The latest chapter of the ongoing saga to exhume bodies at the Dozier School for Boys is another one of rejection -- this time from the secretary of state. A team of researchers from the University of South Florida, led by Erin Kimmerle, has been working tirelessly on exhumation after Attorney General Pam Bondi received a similar rejection earlier this year from a circuit court judge.
In a letter addressed to Dr. Christian Wells and Dr. Erin Kimmerle, associate professors at the University of South Florida, Secretary of State Ken Detzner says the Bureau of Archaelogical Research granted the USF research team an extension on two permits to "facilitate efforts to identify and protect human burials." The permits authorized surface-level research to determine the location of the grave sites in order to preserve the cemetery "as a valuable historical resource for Florida and surviving family members."
But the rejection came on grounds of the third permit to directly exhume bodies from their grave sites, an inquiry Detzner said "diverged from its original objectives" of researching the burial grounds at the Dozier School.

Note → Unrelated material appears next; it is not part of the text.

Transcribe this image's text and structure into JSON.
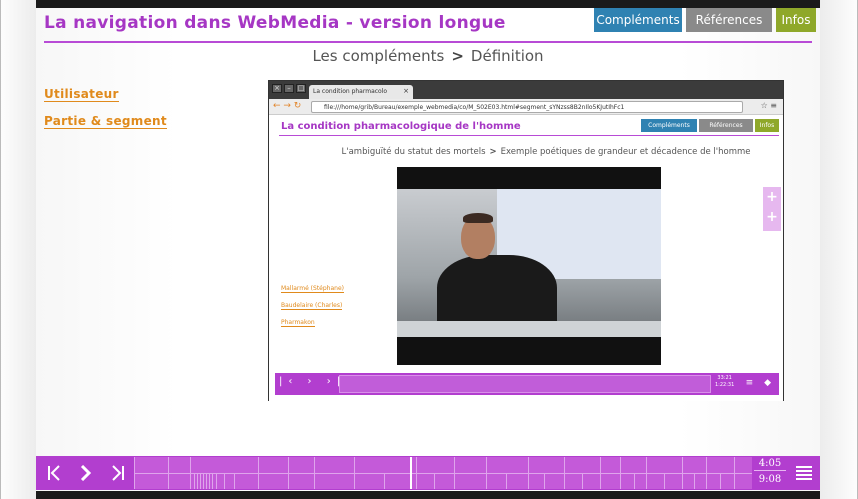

"The Department of State does not have the statutory authority to fulfill your request," said Detzner in the letter. "Under Florida law, human bodies are not objects to be dug up for research purposes. To the contrary, the law presumes that buried human remains will rest undisturbed, and allows their intentional disinterment only in narrowly defined circumstances for which specific procedures are provided in law."
Detzner did note that the USF research team could continue to work with the attorney general, the state attorney, and the medical examiner to "discover the truth" about what really happened at the Dozier School, but explained the Florida Department of State has no authority with respect to criminal investigations.
U.S. Sen. Bill Nelson was outraged over the rejection, calling it a "classic run-around." Nelson has been a strong advocate for uncovering the truth about what happened at the Dozier School and appears at many events and press conferences regarding the exhumation process.
The Dozier School for Boys has come under fire several times since it was founded 113 years ago in 1900. Allegations of torture and abuse, both physical and sexual, of boys living at the school became more common in recent years. The "Boot Hill Cemetery" is already widely known, but the possibility still exists of more burial sites scattered throughout the school grounds. USF researchers believe there may be more than 50 unmarked graves at the school.
Historically, if you look at other state institutions, in Florida and in adjacent states, there are often segregated cemeteries two cemeteries, Dr. Christian Wells explained to Sunshine State News. That said, based on our historical and archival research, we would not be surprised if there were additional burial areas; by which I mean, where some bodies were buried indiscriminately, but not in a formal cemetery setting.
USF staff will meet with their counsel Tuesday to figure out what their next step will be, but a spokesperson said the letter was not an outright rejection, but moreso a statement that the Bureau of Archaeology can't give the team permission to exhume the bodies at the Dozier School.
Seven families hoped they'd be able to retrieve the remains of their family members at the Dozier School and came forward in June to provide DNA samples to help identify remains at the school. Some were identified through historical records, while others emerged in the midst of the lengthy investigation of the Dozier School, but it remains to be seen whether the team of researchers -- who have been working to exhume bodies since 2012 -- will find the answers they are so desperately searching for.
Reach Tampa-based reporter Allison Nielsen at email@example.com.